• **ENTRIES PROVIDED**:

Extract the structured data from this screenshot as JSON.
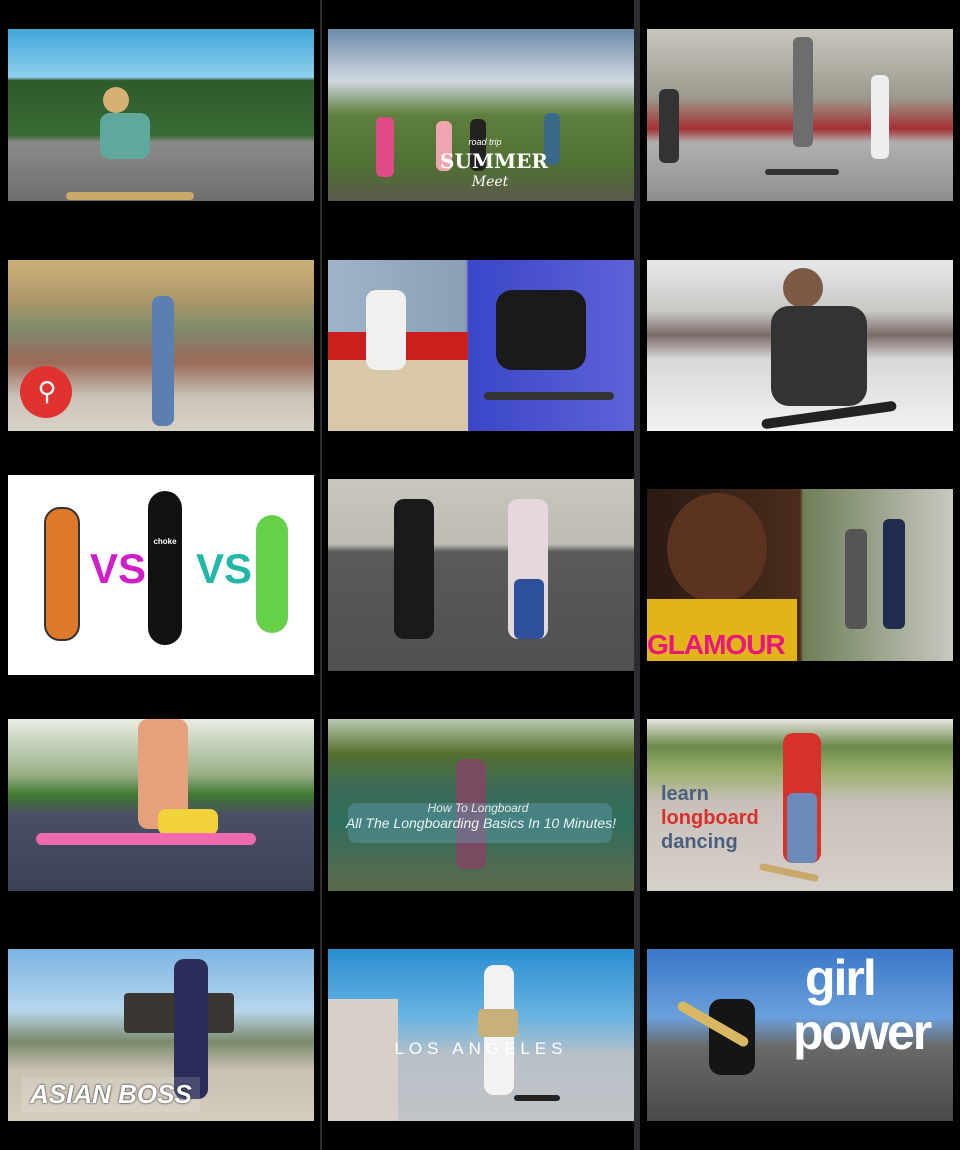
{
  "colors": {
    "background": "#2b2d31",
    "column": "#000000"
  },
  "thumbnails": [
    {
      "id": "thumb-1",
      "text": []
    },
    {
      "id": "thumb-2",
      "text": [
        "road trip",
        "SUMMER",
        "Meet"
      ]
    },
    {
      "id": "thumb-3",
      "text": []
    },
    {
      "id": "thumb-4",
      "text": []
    },
    {
      "id": "thumb-5",
      "text": []
    },
    {
      "id": "thumb-6",
      "text": []
    },
    {
      "id": "thumb-7",
      "text": [
        "VS",
        "VS",
        "choke"
      ]
    },
    {
      "id": "thumb-8",
      "text": []
    },
    {
      "id": "thumb-9",
      "text": [
        "GLAMOUR"
      ]
    },
    {
      "id": "thumb-10",
      "text": []
    },
    {
      "id": "thumb-11",
      "text": [
        "How To Longboard",
        "All The Longboarding Basics In 10 Minutes!"
      ]
    },
    {
      "id": "thumb-12",
      "text": [
        "learn",
        "longboard",
        "dancing"
      ]
    },
    {
      "id": "thumb-13",
      "text": [
        "ASIAN BOSS"
      ]
    },
    {
      "id": "thumb-14",
      "text": [
        "LOS ANGELES"
      ]
    },
    {
      "id": "thumb-15",
      "text": [
        "girl",
        "power"
      ]
    }
  ]
}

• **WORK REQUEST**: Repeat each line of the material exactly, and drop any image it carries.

• **OUTPUT BELOW**:
Extract the structured data from this screenshot as JSON.
{
  "colors": {
    "background": "#2b2d31",
    "column": "#000000"
  },
  "thumbnails": [
    {
      "id": "thumb-1",
      "text": []
    },
    {
      "id": "thumb-2",
      "text": [
        "road trip",
        "SUMMER",
        "Meet"
      ]
    },
    {
      "id": "thumb-3",
      "text": []
    },
    {
      "id": "thumb-4",
      "text": []
    },
    {
      "id": "thumb-5",
      "text": []
    },
    {
      "id": "thumb-6",
      "text": []
    },
    {
      "id": "thumb-7",
      "text": [
        "VS",
        "VS",
        "choke"
      ]
    },
    {
      "id": "thumb-8",
      "text": []
    },
    {
      "id": "thumb-9",
      "text": [
        "GLAMOUR"
      ]
    },
    {
      "id": "thumb-10",
      "text": []
    },
    {
      "id": "thumb-11",
      "text": [
        "How To Longboard",
        "All The Longboarding Basics In 10 Minutes!"
      ]
    },
    {
      "id": "thumb-12",
      "text": [
        "learn",
        "longboard",
        "dancing"
      ]
    },
    {
      "id": "thumb-13",
      "text": [
        "ASIAN BOSS"
      ]
    },
    {
      "id": "thumb-14",
      "text": [
        "LOS ANGELES"
      ]
    },
    {
      "id": "thumb-15",
      "text": [
        "girl",
        "power"
      ]
    }
  ]
}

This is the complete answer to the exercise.